So your goal in decluttering is really twofold: to weed out anything that you don’t use, and to make sure that anything you do use has a place. This is a tall order, the Organizing Blog is well aware.
Start small with a single closet, kitchen cabinet or desk drawer. Figure out what kinds of things should “live” there, and separate out anything that’s broken, disused or just in the wrong place. You can toss, donate, and relocate or store these items, respectively.
Leave only what you know you use frequently in immediate-access locations — and if you don’t use something frequently in its current location, find a place where it can stay until you need it. Otherwise, it will just get in the way.
Once you’ve organized and/or stored the #stuff you use, contact ClothingDonations.org for a free, contactless #donation #pickup if — er, when — you want to get rid of the lightly used clothing and household items you don’t. We’ll help find them new homes, and help veterans at the same time.
Small bathrooms can quickly become cluttered with personal care items, towels and other supplies. Martha Stewart offers 25 suggestions on how to keep such a small space more organized, such as a door-back towel ladder, sliding cabinet trays and magnetized organizers. And always think creatively to repurpose storage accessories used elsewhere in the home, Country Living says; for example, you can use wine racks to store towels, spice racks and shoe organizers to hold shampoo bottles, and office file boxes to organize small appliances.
Winter is having an extended stay this year. March’s bluster is going strong into April in many northern states, and snow is lingering on the ground in parts of the Northeast. But most of the nation is gradually warming up, and soon enough, it will be warm and sunny again.
That means that you won’t need to wear those many sweaters, flannels, corduroys, boots and parkas to stay warm much longer. In fact, you’ll soon forget all about winterwear as you don linens, shorts and swimwear for your summer vacation. So do yourself a favor, and start storing your winter clothes now.
Not only does storing winter clothing prolong its life, it gets it out of your way when you don’t need it. With a closet and dresser that’s uncluttered by off-season garments, you’ll be able to find what you want when you want it — fast. You can always keep a go-to sweater, hoodie or jacket accessible in case of an unusually chilly day, Insider says.
Before you store winter clothes, wash or dry-clean them according to label instructions to get rid of any dirt, odors and stains. If any items aren’t worth saving due to damage, grime or general dinginess, take this golden opportunity to trash it rather than store it. Worn-out basics such as T-shirts can go directly to the rag bag or trash.
Better items that you just didn’t wear over the winter can go into a donation pile. Whether they were off-trend or no longer fit right, there’s no reason to waste your space storing them if they don’t get worn. Put them in boxes or bags and contact ClothingDonations.org for a donation pickup. Someone else might be looking for just such an item before long.
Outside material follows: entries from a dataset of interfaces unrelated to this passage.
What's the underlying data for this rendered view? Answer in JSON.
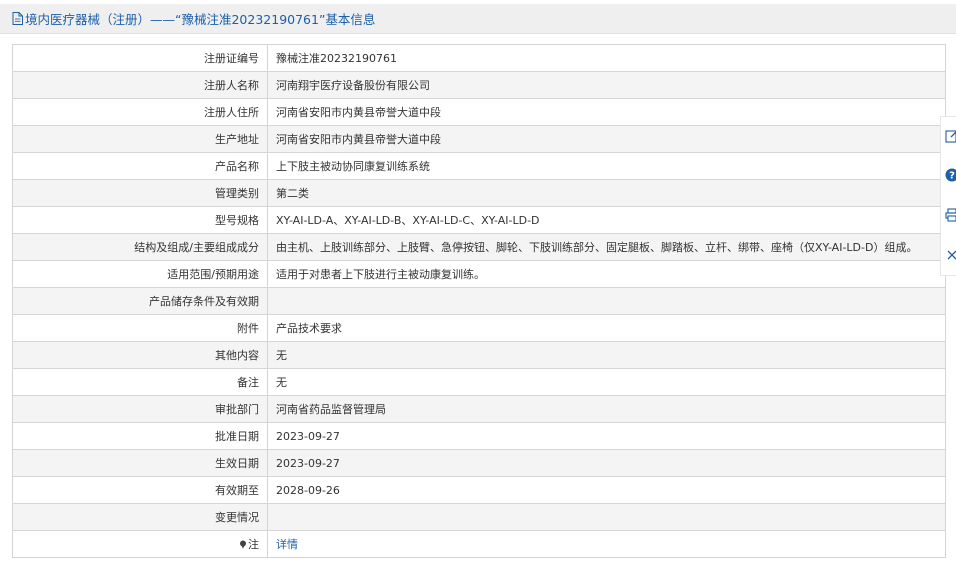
{
  "header": {
    "title": "境内医疗器械（注册）——“豫械注准20232190761”基本信息"
  },
  "rows": [
    {
      "label": "注册证编号",
      "value": "豫械注准20232190761"
    },
    {
      "label": "注册人名称",
      "value": "河南翔宇医疗设备股份有限公司"
    },
    {
      "label": "注册人住所",
      "value": "河南省安阳市内黄县帝誉大道中段"
    },
    {
      "label": "生产地址",
      "value": "河南省安阳市内黄县帝誉大道中段"
    },
    {
      "label": "产品名称",
      "value": "上下肢主被动协同康复训练系统"
    },
    {
      "label": "管理类别",
      "value": "第二类"
    },
    {
      "label": "型号规格",
      "value": "XY-AI-LD-A、XY-AI-LD-B、XY-AI-LD-C、XY-AI-LD-D"
    },
    {
      "label": "结构及组成/主要组成成分",
      "value": "由主机、上肢训练部分、上肢臂、急停按钮、脚轮、下肢训练部分、固定腿板、脚踏板、立杆、绑带、座椅（仅XY-AI-LD-D）组成。"
    },
    {
      "label": "适用范围/预期用途",
      "value": "适用于对患者上下肢进行主被动康复训练。"
    },
    {
      "label": "产品储存条件及有效期",
      "value": ""
    },
    {
      "label": "附件",
      "value": "产品技术要求"
    },
    {
      "label": "其他内容",
      "value": "无"
    },
    {
      "label": "备注",
      "value": "无"
    },
    {
      "label": "审批部门",
      "value": "河南省药品监督管理局"
    },
    {
      "label": "批准日期",
      "value": "2023-09-27"
    },
    {
      "label": "生效日期",
      "value": "2023-09-27"
    },
    {
      "label": "有效期至",
      "value": "2028-09-26"
    },
    {
      "label": "变更情况",
      "value": ""
    }
  ],
  "note_row": {
    "label": "注",
    "link": "详情"
  },
  "icons": {
    "header": "document-icon",
    "note": "pin-icon",
    "side_tools": [
      "edit-icon",
      "help-icon",
      "print-icon",
      "close-icon"
    ]
  },
  "colors": {
    "link": "#1d5fa8",
    "help_badge": "#1d5fa8",
    "header_bg": "#efefef",
    "stripe": "#f4f4f4",
    "border": "#d4d4d4"
  }
}
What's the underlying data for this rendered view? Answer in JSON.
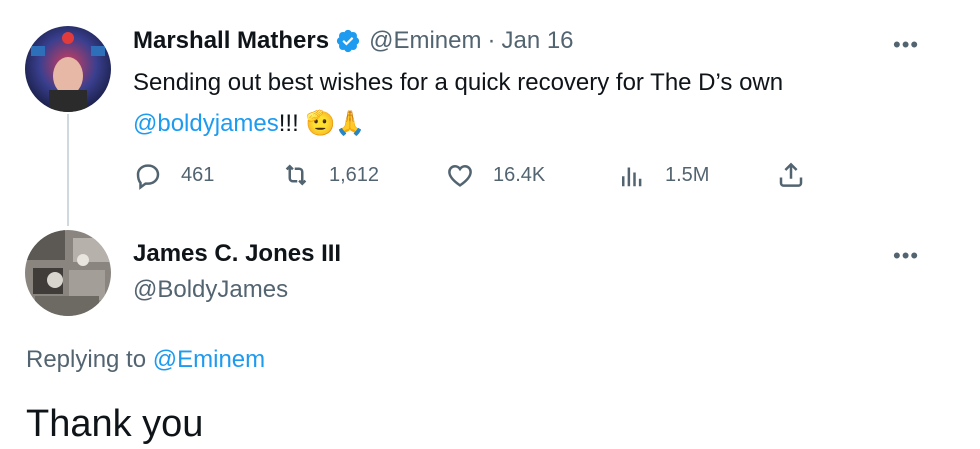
{
  "tweet": {
    "author_name": "Marshall Mathers",
    "author_handle": "@Eminem",
    "separator": "·",
    "date": "Jan 16",
    "text_line1": "Sending out best wishes for a quick recovery for The D’s own",
    "mention": "@boldyjames",
    "text_end": "!!!",
    "emojis": "🫡🙏",
    "more": "•••",
    "actions": {
      "replies": "461",
      "retweets": "1,612",
      "likes": "16.4K",
      "views": "1.5M"
    },
    "verified_color": "#1d9bf0"
  },
  "reply": {
    "author_name": "James C. Jones III",
    "author_handle": "@BoldyJames",
    "more": "•••",
    "replying_prefix": "Replying to",
    "replying_to": "@Eminem",
    "text": "Thank you"
  },
  "colors": {
    "accent": "#1d9bf0",
    "secondary_text": "#536471",
    "primary_text": "#0f1419"
  }
}
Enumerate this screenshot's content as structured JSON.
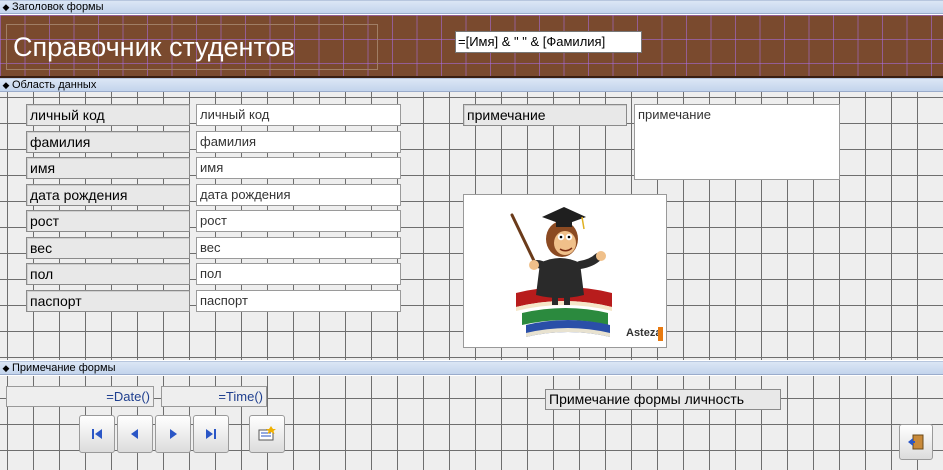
{
  "sections": {
    "header": "Заголовок формы",
    "detail": "Область данных",
    "footer": "Примечание формы"
  },
  "header": {
    "title": "Справочник студентов",
    "formula": "=[Имя] & \" \" & [Фамилия]"
  },
  "fields": [
    {
      "label": "личный код",
      "value": "личный код"
    },
    {
      "label": "фамилия",
      "value": "фамилия"
    },
    {
      "label": "имя",
      "value": "имя"
    },
    {
      "label": "дата рождения",
      "value": "дата рождения"
    },
    {
      "label": "рост",
      "value": "рост"
    },
    {
      "label": "вес",
      "value": "вес"
    },
    {
      "label": "пол",
      "value": "пол"
    },
    {
      "label": "паспорт",
      "value": "паспорт"
    }
  ],
  "note": {
    "label": "примечание",
    "value": "примечание"
  },
  "image": {
    "watermark": "Asteza"
  },
  "footer": {
    "date_expr": "=Date()",
    "time_expr": "=Time()",
    "label": "Примечание формы личность"
  },
  "navigation": {
    "buttons": [
      "first-record",
      "previous-record",
      "next-record",
      "last-record",
      "new-record",
      "exit"
    ]
  },
  "colors": {
    "header_bg": "#7a4a2e",
    "grid_bg": "#eeeeee",
    "accent_text": "#1f3f8f"
  }
}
Finally, place the “keepers” — the winter clothing that you know you will want to wear when the weather turns cold again — into airtight fabric garment bags and plastic bins for storage. Put the bags and bins in a dry area of your home, far from what is fast becoming your everyday spring clothing.
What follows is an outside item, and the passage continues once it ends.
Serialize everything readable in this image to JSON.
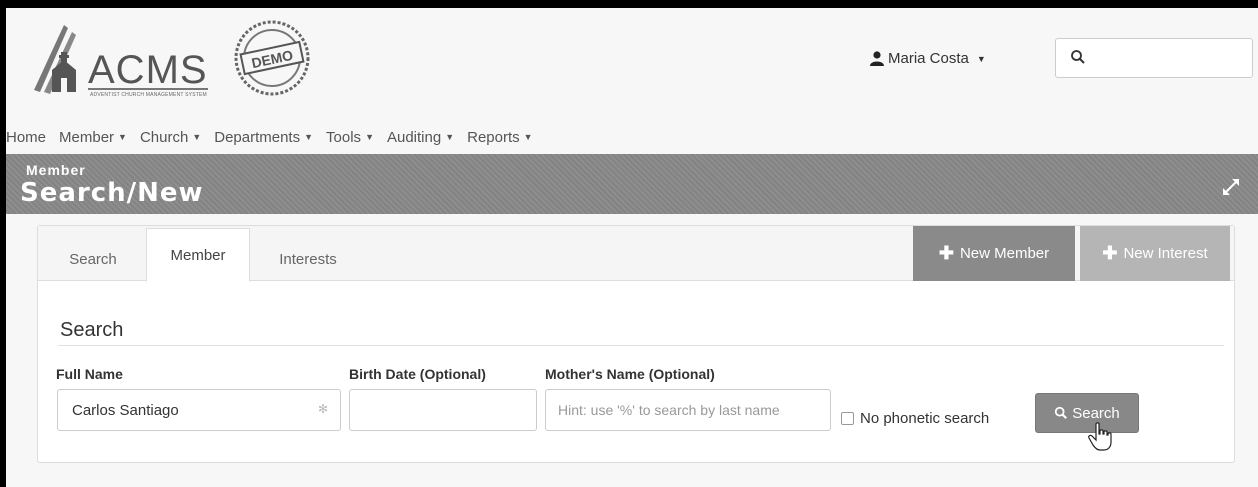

Getting winter clothing out of the way will make it easier to find the clothing you will actually be wearing in the spring and summer, making for an uncluttered closet and easy morning routine. And it will give you the chance to edit your wardrobe for the winters ahead, making for an uncluttered life!
Clutter can be just as frustrating and unappealing on a deck or patio, says the Houselogic blog. The solution? Make do-it-yourself bins to organize and hide your stuff. Paint wooden crates a fun color using a waterproof paint and/or sealant, and place them wherever you need storage. Attach casters, and they can be moved alongside the table or grill easily, or serve double-duty as extra seating. “Storage can be as important outdoors as it is indoors,” landscaper Keith Sacks says.